*Exercise details*. Would you set down the data that follows, word for word, without any pictures?

*Records supplied*.
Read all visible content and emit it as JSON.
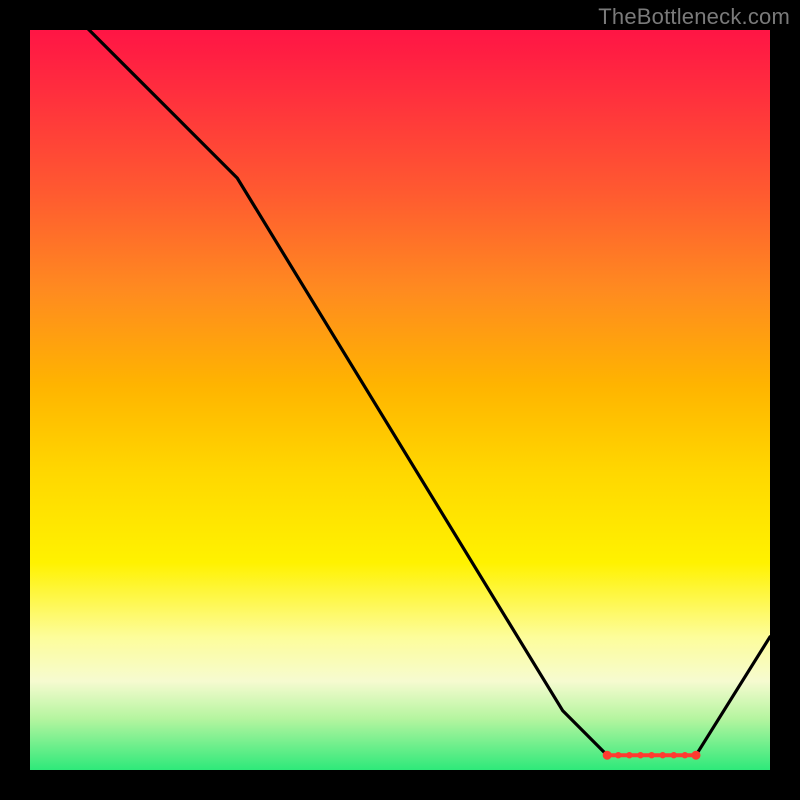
{
  "watermark": "TheBottleneck.com",
  "chart_data": {
    "type": "line",
    "title": "",
    "xlabel": "",
    "ylabel": "",
    "xlim": [
      0,
      100
    ],
    "ylim": [
      0,
      100
    ],
    "grid": false,
    "legend": false,
    "background": {
      "type": "vertical-gradient",
      "stops": [
        {
          "pos": 0,
          "color": "#ff1545"
        },
        {
          "pos": 50,
          "color": "#ffd800"
        },
        {
          "pos": 85,
          "color": "#f6fbd0"
        },
        {
          "pos": 100,
          "color": "#2ee97a"
        }
      ]
    },
    "series": [
      {
        "name": "bottleneck-curve",
        "color": "#000000",
        "x": [
          0,
          8,
          20,
          28,
          72,
          78,
          86,
          90,
          100
        ],
        "y": [
          108,
          100,
          88,
          80,
          8,
          2,
          2,
          2,
          18
        ]
      }
    ],
    "markers": {
      "name": "optimal-range",
      "color": "#ff3b30",
      "y": 2,
      "x_points": [
        78,
        79.5,
        81,
        82.5,
        84,
        85.5,
        87,
        88.5,
        90
      ]
    }
  }
}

*Response for this exercise*.
Read all visible content and emit it as JSON.
{
  "watermark": "TheBottleneck.com",
  "chart_data": {
    "type": "line",
    "title": "",
    "xlabel": "",
    "ylabel": "",
    "xlim": [
      0,
      100
    ],
    "ylim": [
      0,
      100
    ],
    "grid": false,
    "legend": false,
    "background": {
      "type": "vertical-gradient",
      "stops": [
        {
          "pos": 0,
          "color": "#ff1545"
        },
        {
          "pos": 50,
          "color": "#ffd800"
        },
        {
          "pos": 85,
          "color": "#f6fbd0"
        },
        {
          "pos": 100,
          "color": "#2ee97a"
        }
      ]
    },
    "series": [
      {
        "name": "bottleneck-curve",
        "color": "#000000",
        "x": [
          0,
          8,
          20,
          28,
          72,
          78,
          86,
          90,
          100
        ],
        "y": [
          108,
          100,
          88,
          80,
          8,
          2,
          2,
          2,
          18
        ]
      }
    ],
    "markers": {
      "name": "optimal-range",
      "color": "#ff3b30",
      "y": 2,
      "x_points": [
        78,
        79.5,
        81,
        82.5,
        84,
        85.5,
        87,
        88.5,
        90
      ]
    }
  }
}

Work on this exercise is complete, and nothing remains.